Please look for the string "this" below and report every line in which it occurs.

** Input material follows **

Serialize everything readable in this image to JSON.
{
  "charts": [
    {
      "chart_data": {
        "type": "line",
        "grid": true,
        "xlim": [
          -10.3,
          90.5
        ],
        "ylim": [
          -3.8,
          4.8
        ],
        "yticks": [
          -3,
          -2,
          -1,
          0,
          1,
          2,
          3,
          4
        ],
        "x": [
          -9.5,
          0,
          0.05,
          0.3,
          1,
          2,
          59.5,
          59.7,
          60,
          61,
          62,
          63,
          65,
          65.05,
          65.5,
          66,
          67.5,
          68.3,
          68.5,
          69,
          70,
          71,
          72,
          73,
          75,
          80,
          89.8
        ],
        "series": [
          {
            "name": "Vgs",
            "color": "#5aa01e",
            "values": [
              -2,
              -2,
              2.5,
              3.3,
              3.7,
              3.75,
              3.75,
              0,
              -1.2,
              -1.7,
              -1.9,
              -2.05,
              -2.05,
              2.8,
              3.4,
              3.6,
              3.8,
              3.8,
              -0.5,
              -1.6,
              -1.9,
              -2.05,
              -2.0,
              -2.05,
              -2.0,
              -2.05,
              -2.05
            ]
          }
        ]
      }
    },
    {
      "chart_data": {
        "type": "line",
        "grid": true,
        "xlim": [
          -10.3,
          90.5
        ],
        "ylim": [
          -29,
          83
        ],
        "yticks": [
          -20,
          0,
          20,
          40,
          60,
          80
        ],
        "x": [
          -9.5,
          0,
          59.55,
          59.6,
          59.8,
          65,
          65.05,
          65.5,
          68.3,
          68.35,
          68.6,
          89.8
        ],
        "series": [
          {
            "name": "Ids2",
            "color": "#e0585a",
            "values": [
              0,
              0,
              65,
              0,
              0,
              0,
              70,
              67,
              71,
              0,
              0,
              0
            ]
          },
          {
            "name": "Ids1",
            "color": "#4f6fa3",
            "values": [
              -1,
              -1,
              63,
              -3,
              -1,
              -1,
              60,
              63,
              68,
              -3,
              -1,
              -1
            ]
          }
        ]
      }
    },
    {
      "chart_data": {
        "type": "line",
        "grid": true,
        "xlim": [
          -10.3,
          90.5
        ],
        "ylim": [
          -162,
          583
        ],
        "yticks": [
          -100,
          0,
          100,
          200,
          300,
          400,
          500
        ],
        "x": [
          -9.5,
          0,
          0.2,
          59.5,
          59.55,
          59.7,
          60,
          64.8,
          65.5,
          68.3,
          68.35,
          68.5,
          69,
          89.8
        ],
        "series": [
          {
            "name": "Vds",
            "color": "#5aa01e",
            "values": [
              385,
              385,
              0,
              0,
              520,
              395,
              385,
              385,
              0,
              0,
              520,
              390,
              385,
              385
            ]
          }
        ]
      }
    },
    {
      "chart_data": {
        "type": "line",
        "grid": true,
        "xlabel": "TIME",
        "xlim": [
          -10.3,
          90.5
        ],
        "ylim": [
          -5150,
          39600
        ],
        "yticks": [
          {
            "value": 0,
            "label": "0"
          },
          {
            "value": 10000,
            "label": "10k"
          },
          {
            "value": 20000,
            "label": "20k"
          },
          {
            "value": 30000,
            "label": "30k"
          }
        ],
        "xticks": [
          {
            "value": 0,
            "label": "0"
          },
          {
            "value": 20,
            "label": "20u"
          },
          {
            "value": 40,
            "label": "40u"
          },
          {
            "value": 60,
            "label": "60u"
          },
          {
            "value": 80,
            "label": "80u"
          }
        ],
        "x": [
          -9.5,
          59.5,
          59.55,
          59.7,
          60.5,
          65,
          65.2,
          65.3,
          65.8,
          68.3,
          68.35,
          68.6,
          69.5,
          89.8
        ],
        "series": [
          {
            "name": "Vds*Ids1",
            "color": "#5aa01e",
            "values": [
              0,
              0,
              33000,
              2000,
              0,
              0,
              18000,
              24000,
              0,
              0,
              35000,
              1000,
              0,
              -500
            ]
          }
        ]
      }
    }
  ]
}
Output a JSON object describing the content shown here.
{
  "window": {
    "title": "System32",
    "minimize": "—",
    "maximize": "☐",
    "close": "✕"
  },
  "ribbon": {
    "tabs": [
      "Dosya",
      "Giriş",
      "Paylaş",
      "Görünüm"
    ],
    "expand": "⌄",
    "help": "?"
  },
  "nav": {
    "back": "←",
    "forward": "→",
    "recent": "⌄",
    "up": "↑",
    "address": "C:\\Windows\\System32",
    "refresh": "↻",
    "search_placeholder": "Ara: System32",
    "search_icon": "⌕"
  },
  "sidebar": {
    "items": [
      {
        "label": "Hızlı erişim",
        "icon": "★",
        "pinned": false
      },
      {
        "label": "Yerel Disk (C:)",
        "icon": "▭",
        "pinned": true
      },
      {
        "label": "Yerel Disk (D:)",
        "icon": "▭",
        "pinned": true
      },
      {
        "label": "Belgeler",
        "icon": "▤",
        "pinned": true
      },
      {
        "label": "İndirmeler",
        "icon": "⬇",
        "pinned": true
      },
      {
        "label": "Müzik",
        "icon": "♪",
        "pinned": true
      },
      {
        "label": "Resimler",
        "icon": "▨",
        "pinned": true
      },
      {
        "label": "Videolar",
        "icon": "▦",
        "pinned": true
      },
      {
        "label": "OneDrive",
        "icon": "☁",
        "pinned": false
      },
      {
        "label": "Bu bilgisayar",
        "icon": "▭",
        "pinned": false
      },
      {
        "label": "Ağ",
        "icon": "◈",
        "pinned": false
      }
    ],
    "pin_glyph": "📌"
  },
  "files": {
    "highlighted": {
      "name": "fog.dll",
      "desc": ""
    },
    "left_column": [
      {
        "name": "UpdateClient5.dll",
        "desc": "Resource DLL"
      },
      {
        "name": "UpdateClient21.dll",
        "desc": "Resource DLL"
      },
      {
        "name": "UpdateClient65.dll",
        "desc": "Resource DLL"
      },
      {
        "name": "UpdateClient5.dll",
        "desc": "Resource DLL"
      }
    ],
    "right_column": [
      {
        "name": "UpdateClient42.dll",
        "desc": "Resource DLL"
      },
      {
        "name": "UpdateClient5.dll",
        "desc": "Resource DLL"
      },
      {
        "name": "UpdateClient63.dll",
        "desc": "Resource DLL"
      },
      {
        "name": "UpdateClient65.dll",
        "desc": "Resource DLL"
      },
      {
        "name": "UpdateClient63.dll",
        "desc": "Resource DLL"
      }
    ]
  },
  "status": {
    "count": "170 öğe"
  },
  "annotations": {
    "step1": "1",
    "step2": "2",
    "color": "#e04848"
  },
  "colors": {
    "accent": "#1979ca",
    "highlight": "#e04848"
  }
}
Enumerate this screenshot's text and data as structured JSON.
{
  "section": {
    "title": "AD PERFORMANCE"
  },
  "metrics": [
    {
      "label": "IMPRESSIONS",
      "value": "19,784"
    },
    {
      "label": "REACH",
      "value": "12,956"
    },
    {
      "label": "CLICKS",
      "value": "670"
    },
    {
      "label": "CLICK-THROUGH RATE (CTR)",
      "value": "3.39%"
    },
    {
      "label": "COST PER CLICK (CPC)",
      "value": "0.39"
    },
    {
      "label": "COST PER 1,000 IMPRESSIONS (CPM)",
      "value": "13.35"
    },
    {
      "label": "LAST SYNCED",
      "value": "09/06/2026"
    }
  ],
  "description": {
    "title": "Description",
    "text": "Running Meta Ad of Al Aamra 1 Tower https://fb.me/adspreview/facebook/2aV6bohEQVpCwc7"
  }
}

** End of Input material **

*Result of the task*
Serialize everything readable in this image to JSON.
Enumerate this screenshot's text and data as structured JSON.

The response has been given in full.